Liquid nitrogen is a scientific staple that I’m sure we’re pretty much all familiar with. It’s a great demonstration of how the melting and boiling points can vary wildly and, of course, everyone loves shattering a frozen banana or two. However seeing the other stages of elemental gases is typically impossible as getting the required temperature is beyond the reach of most high school science labs. However there is a trick that we can use to, in essence, trick nitrogen into forming a solid: reducing the pressure to a near vacuum. The results of doing so are just incredible with the nitrogen behaving in some really peculiar ways:
The initial stages of the nitrogen transitioning into a solid is pretty standard with the reduced pressure resulting in the superheated boiling, plunging the temperature of the remaining liquid. The initial freezing is also something many will be familiar with as it closely mimics what happens when water freezes (although lacking water’s peculiar property of expanding when freezing). The sudden, and rather explosive, crystalline formation after that however took me by surprise as I’ve never really seen anything of that nature before. The closest thing I could think of was the fracturing of a Prince Rupert’s Drop although the propagation of the nitrogen crystalline structure seems to be an order of magnitude or two slower than that.
What really got me about this video is that it wasn’t done by a science channel or vlogger, it’s done by a bunch of chefs. Liquid nitrogen has been used in various culinary activities for over a century, mostly due to its extreme low temperatures which form much smaller ice crystals in the food that it chills. It should come as no surprise really as there’s been a huge surge in the science behind cooking with the field of molecular gastronomy taking off in recent decades. It just goes to show that interesting science can be done almost anywhere you care to look and its applications are likely far more wide reaching than you’d first think.
Natural selection has given rise to some incredible things. The diversity of life on Earth is an ongoing testament to that, showcasing that life can sustain itself pretty much anywhere so long as there’s water present. What’s incredibly interesting to see is how parts of nature take on properties of things you wouldn’t necessarily think they would, like the planthopper with gears in its legs. It seems the more we investigate life here on Earth the more weird and wonderful behaviour we come across and none seems to be more stranger than the hive mentality of fire ants giving rise to a substance that’s neither liquid nor solid:
The research paper that this comes from is quite interesting as they performed a whole bunch of materials tests on the fire ants to see what the properties of the giant ball were like. Interestingly the fire ants, whether they’re alive or dead, exhibit properties of non-Newtonian fluids, specifically shear thinning (like when paint doesn’t drip off a brush). However the characteristics of the live fire ant ball don’t directly classify it as either a solid or a liquid although a similar non-live sample acted much more like a solid. That interesting property is most likely due to the way the ants rearrange themselves in response to stress but the actual mechanism of how they do that, especially in large numbers, is still something of a mystery.

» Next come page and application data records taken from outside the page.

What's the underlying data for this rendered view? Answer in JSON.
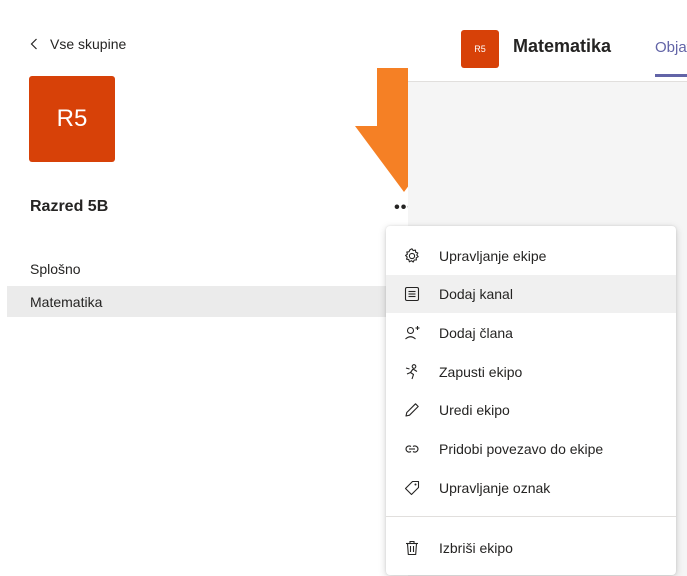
{
  "sidebar": {
    "back_label": "Vse skupine",
    "team_initials": "R5",
    "team_name": "Razred 5B",
    "more_label": "•••",
    "channels": [
      {
        "label": "Splošno",
        "selected": false
      },
      {
        "label": "Matematika",
        "selected": true
      }
    ]
  },
  "header": {
    "avatar_initials": "R5",
    "channel_name": "Matematika",
    "tab_label": "Objave"
  },
  "menu": {
    "items": [
      {
        "label": "Upravljanje ekipe",
        "icon": "gear-icon"
      },
      {
        "label": "Dodaj kanal",
        "icon": "add-channel-icon"
      },
      {
        "label": "Dodaj člana",
        "icon": "add-member-icon"
      },
      {
        "label": "Zapusti ekipo",
        "icon": "leave-icon"
      },
      {
        "label": "Uredi ekipo",
        "icon": "pencil-icon"
      },
      {
        "label": "Pridobi povezavo do ekipe",
        "icon": "link-icon"
      },
      {
        "label": "Upravljanje oznak",
        "icon": "tag-icon"
      },
      {
        "label": "Izbriši ekipo",
        "icon": "trash-icon"
      }
    ],
    "hovered_index": 1
  },
  "colors": {
    "team_avatar": "#d74108",
    "accent": "#6264a7",
    "annotation_arrow": "#f58025",
    "selected_row": "#ebebeb"
  }
}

It seems that this behaviour likely arose out of a particular selection pressure, namely flooding. The fire ants can bind themselves together in a ball or mat to form a raft that will float on water thanks to the large surface area relative to the fire ants weight. It’s the same principle that allows water skimmers and other insects to seemingly float on top of water, using the surface tension to provide them with buoyancy. The material properties that fire ant ball carries with it are likely a side effect of that adaptation, although there might be other pressure that led to it as well.
I’d totally go out and try this for myself but I value my hands far too much.